What It Is: Social media as we know it today was not yet born in 1998, and the Internet was still in it’s infancy. Three amateur filmmakers with very little money and no studio backing created this film, “The Blair Witch Project”. By using the Internet, they targeted their audience, which were mostly college students. Their marketing strategy was simple: don’t actually sell the movie, sell the story. They tried to make their story as realistic and believable as possible. They released fake “missing” posters, evidence, pictures, all sorts of media to really make it seem like three youths had gone missing looking for the famed witch. And they did all this without their own website, at first. By using message boards and open forums, they branded their product. Then they released Blairwitch.com. It received over 10 million hits before the film release.

Why It Worked: Whether you like the movie or not, the story is captivating. The filmmakers knew this, and knew they could easily make this story seem real. The Internet was still somewhat mysterious and unexplored at this time, and the young filmmakers exploited the marketing capabilities. This is the best early example of social media marketing. Quite simply, the story was original, and the grassroots campaign eventually went mainstream.

Results: The movie only cost $22,000 to produce. The movie was initially only released to 27 screens nationally, and took in $1.5 million in the first weekend. When it was released everywhere, it made $29.2 million. 1999 was a year filled with Hollywood blockbusters, and “The Blair Witch Project” finished tenth in revenue for the year, behind such notables as “Star Wars: Epsidode 1”, “The Sixth Sense,” “Toy Story 2”, and “The Matrix.” Pretty good considering the film cost about as much as a new SUV.

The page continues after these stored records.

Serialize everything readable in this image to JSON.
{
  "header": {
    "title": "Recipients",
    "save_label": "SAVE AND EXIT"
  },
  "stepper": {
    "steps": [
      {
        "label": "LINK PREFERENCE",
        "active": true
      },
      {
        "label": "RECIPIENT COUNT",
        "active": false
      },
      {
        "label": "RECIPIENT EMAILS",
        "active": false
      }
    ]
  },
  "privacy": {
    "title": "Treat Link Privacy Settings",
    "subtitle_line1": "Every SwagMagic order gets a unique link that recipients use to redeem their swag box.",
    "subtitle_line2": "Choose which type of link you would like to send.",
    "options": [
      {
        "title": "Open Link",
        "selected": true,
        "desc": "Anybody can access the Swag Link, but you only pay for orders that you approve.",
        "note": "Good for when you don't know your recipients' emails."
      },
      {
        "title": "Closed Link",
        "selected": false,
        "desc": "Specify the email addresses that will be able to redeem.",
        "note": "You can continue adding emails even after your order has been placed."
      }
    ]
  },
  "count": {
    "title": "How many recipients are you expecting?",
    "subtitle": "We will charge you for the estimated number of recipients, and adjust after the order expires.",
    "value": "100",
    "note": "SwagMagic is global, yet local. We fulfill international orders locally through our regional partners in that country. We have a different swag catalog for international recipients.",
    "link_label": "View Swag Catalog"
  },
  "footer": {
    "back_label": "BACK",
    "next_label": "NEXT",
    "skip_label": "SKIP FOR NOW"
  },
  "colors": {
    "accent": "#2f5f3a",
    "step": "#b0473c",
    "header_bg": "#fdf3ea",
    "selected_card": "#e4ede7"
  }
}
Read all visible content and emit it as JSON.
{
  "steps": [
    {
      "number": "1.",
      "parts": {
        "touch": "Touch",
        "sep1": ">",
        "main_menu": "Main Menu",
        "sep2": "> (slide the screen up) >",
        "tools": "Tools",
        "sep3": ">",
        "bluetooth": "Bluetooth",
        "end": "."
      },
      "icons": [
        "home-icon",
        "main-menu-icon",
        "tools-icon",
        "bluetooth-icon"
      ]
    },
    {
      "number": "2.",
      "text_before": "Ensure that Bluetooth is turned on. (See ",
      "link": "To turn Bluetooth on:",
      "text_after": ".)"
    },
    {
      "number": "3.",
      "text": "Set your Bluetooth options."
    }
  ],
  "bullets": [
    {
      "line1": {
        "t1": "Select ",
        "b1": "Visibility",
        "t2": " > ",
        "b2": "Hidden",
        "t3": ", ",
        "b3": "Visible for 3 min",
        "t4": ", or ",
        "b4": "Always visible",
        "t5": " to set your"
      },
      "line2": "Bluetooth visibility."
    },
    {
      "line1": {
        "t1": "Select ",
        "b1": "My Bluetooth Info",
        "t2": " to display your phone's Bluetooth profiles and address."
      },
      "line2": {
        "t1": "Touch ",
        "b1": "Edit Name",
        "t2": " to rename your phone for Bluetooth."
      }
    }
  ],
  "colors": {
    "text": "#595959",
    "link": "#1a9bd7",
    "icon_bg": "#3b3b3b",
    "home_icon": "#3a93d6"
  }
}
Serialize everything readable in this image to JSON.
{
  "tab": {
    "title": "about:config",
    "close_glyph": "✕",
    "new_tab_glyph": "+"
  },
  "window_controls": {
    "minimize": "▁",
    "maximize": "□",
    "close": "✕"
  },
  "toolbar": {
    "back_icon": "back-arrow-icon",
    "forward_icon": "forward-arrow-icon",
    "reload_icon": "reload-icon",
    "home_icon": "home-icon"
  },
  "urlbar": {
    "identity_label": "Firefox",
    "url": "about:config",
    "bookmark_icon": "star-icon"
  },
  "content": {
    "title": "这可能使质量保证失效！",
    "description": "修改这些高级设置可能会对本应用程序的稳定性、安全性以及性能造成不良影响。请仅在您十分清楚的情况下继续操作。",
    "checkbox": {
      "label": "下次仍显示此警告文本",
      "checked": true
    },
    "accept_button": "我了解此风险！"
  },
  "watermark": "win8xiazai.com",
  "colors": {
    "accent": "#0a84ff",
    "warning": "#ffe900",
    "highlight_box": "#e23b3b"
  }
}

1. Old Spice Guy

When It Launched: 2010

What It Is: Everyone knows the Old Spice Guy. It’s a phenomenon. First, there were the television commercials. The man, Isaiah Mustafa, is “The Man You Wish Your Man Could Smell Like.” Then came the YouTube domination. Over 180 videos were recorded in response to comments from all over the Internet.  Old Spice’s campaign was wildly successful, and yet overwhelmingly simplistic. Even more striking, the real focus was on the man, not on Old Spice itself, particularly in the response videos. The campaign ended about six months ago, yet Old Spice continues to prosper.

Why It Worked: Who knows why this was so successful. “The Man” was just a likeable guy, with a funny hook, and he was omnipresent. But above all, it was just fun. It’s deodorant and body wash. It’s a commonplace product that isn’t really supposed to get people excited. But Old Spice found a way to make their product stand out. They made it funny and worth watching. Maybe people want to see a company that isn’t entirely about making money. Maybe they want to see a company that has some human interest, a sense of humor.



Results: Staggering. Adweek‘s Eleftheria Parpis has this summary: “According to Nielsen data provided by Old Spice, overall sales for Old Spice body-wash products are up 11 percent in the last 12 months; up 27 percent in the last six months; up 55 percent in the last three months; and in the last month, with two new TV spots and the online response videos, up a whopping 107 percent.” The Old Spice YouTube videos have a combined 180 million views. Over 1 million people “Like” it on Facebook. More that 120,000 people follow Old Spice on Twitter. Old Spice’s use of social media was done to perfection. They created buzz, took it mainstream, and saw a huge profit soaring. And that’s why it is number one on this list.